» WORK INSTRUCTION
From the first line to the last, set down the material exactly and drop every picture.

» PROVIDED MATERIAL
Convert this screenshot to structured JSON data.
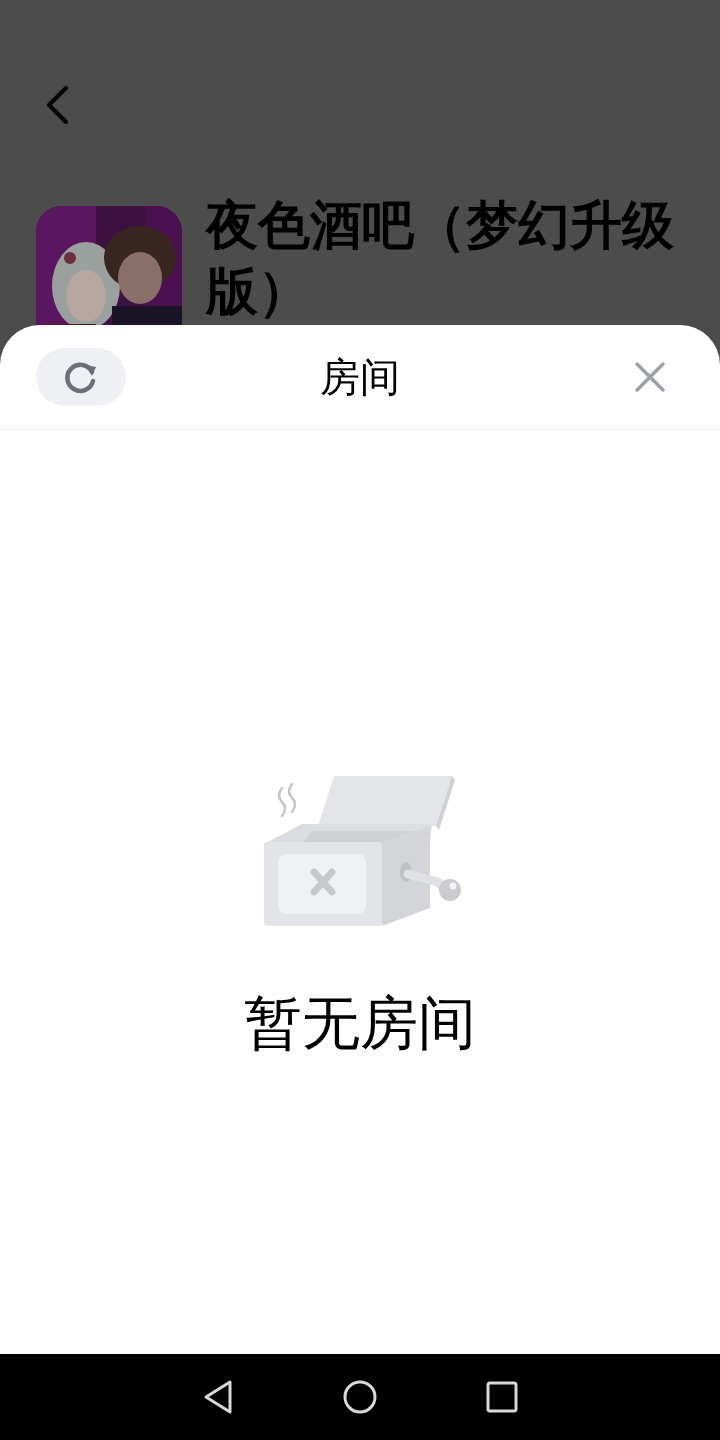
{
  "page": {
    "title": "夜色酒吧（梦幻升级版）"
  },
  "sheet": {
    "title": "房间"
  },
  "empty_state": {
    "text": "暂无房间"
  }
}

» RESPONSE TO THE EXERCISE
Convert this screenshot to structured JSON data.
{
  "page": {
    "title": "夜色酒吧（梦幻升级版）"
  },
  "sheet": {
    "title": "房间"
  },
  "empty_state": {
    "text": "暂无房间"
  }
}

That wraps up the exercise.